None of this matters, though, because the Legislature never intended to give any meaningful autonomy to public universities in determining the implementation of campus carry. When it became clear that a strong consensus opposed guns in classrooms, Senator Brian Birdwell, a sponsor of the campus carry bill, asked the attorney general’s office to straighten us out, and Ken Paxton warned universities that they could face lawsuits if guns were banned from classrooms. The message from state officials was clear: every public university in Texas must issue a recommendation on guns in classrooms, and that recommendation must welcome them.

By asking us to participate in an empty ritual of debate and forcing us to pantomime consent, the Legislature seeks to make us all complicit in whatever consequences campus carry precipitates. To be clear, nobody can predict specifically what those consequences will be. Will an armed professor literally shoot himself in the foot in front of a class full of students, as one did at Idaho State shortly after campus carry was implemented there? Will a legally armed student accidentally discharge a handgun into his neighbor’s dorm room, as one did last year at Montana Tech? We’ll see.

What we do know, statistically, is that campus crime has not declined in any state that has adopted campus carry. We do know, from decades of epidemiological data surveillance, that the presence of guns is a risk factor for suicide. We do know that implementing campus carry will involve significant expenses that the state has not funded.

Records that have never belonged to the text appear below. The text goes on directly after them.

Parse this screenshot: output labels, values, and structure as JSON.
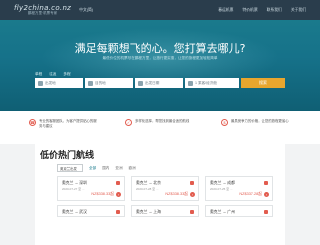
{
  "topbar": {
    "logo_main": "fly2china.co.nz",
    "logo_sub": "鹏程万里·机票专家",
    "lang": "中文(简)",
    "nav": [
      "春运机票",
      "特价机票",
      "联系我们",
      "关于我们"
    ]
  },
  "hero": {
    "title": "满足每颗想飞的心。您打算去哪儿?",
    "subtitle": "最低价位的机票尽在鹏程万里，让旅行更实惠，让您的旅程更加轻松简单",
    "trip_types": [
      "单程",
      "往返",
      "多程"
    ],
    "from_placeholder": "出发地",
    "to_placeholder": "目的地",
    "date_placeholder": "出发日期",
    "pax_value": "1 乘客/经济舱",
    "search_label": "搜索"
  },
  "features": [
    {
      "icon": "headset-icon",
      "text": "专业的客服团队，为客户提供贴心的服务与建议"
    },
    {
      "icon": "check-icon",
      "text": "多样化选择，帮您找到最合适的航线"
    },
    {
      "icon": "price-icon",
      "text": "最具竞争力的价格，让您的旅程更省心"
    }
  ],
  "routes_section": {
    "title": "低价热门航线",
    "origin_select": "奥克兰出发",
    "tabs": [
      "全部",
      "国内",
      "亚洲",
      "欧洲"
    ],
    "cards": [
      {
        "route": "奥克兰 → 深圳",
        "date": "2020-07-27 至 ...",
        "price": "NZ$338.33起"
      },
      {
        "route": "奥克兰 → 北京",
        "date": "2020-07-28 至 ...",
        "price": "NZ$338.33起"
      },
      {
        "route": "奥克兰 → 成都",
        "date": "2020-07-25 至 ...",
        "price": "NZ$337.28起"
      },
      {
        "route": "奥克兰 → 武汉",
        "date": "",
        "price": ""
      },
      {
        "route": "奥克兰 → 上海",
        "date": "",
        "price": ""
      },
      {
        "route": "奥克兰 → 广州",
        "date": "",
        "price": ""
      }
    ]
  },
  "colors": {
    "hero": "#16728a",
    "accent": "#e25c4f",
    "search_button": "#e8a62e"
  }
}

To anybody doubting that campus carry will harm the university: It already has. Prospective students, faculty, and staff have passed up recent opportunities at UT, citing this policy. On Thursday, the distinguished Dean of the College of Architecture, Fritz Steiner, said he is quitting UT for the University of Pennsylvania. He’s turned down Ivy League offers before, and says he wouldn’t be leaving now if not for campus carry. Colleagues have told us they’reretiring early, applying for jobs out of state, or planning to teach only online courses and hold office hours via Skype. Many of us have postponed work on books and other research projects — our jobs, in other words — to focus instead on gun policy this year.

That last point is not wholly a bad thing, though. Due to a congressional threat to defund the Centers for Disease Control, there’s been a decades-long freeze on research into guns and gun policy. There are only a few academic programs studying gun violence in the United States, and only through the lens of public health. There’s been relatively little academic study of gun policy through the disciplines of social science, history, government and the humanities. That will soon change.

One upside of campus carry is that it has brought together a community of interested scholars at UT. As Gun Free UT, we’ve begun to collaborate across disciplines. Few experiences are more bonding than being shot and executed together in effigy, as we all were in December. It is increasingly rare for academics from disciplines as diverse as neuroscience, film studies, gender studies, language arts, psychology, theater, music, area studies, history, government, economics and sociology to collaborate on the same research topic, but that’s what’s happening at UT right now.

As gun rights advocates across the country force guns into academia, academics will feel compelled to bring scholarship to the gun debate. We’ve asked the UT administration to create a new center for the study of personal safety, which could play a meaningful role informing public understanding of guns and risk.

Armed with reason, we’re ready for the argument.

Lisa L. Moore, UT-Austin professor for TribTalk.org.
Matthew Valentine, UT-Austin lecturer for TribTalk.org

TribTalk, a digital forum for dialogue and debate about the day’s news, isa product of The Texas Tribune, a nonprofit, nonpartisan news organization. Learn more at TribTalk.org.

Armed with Reason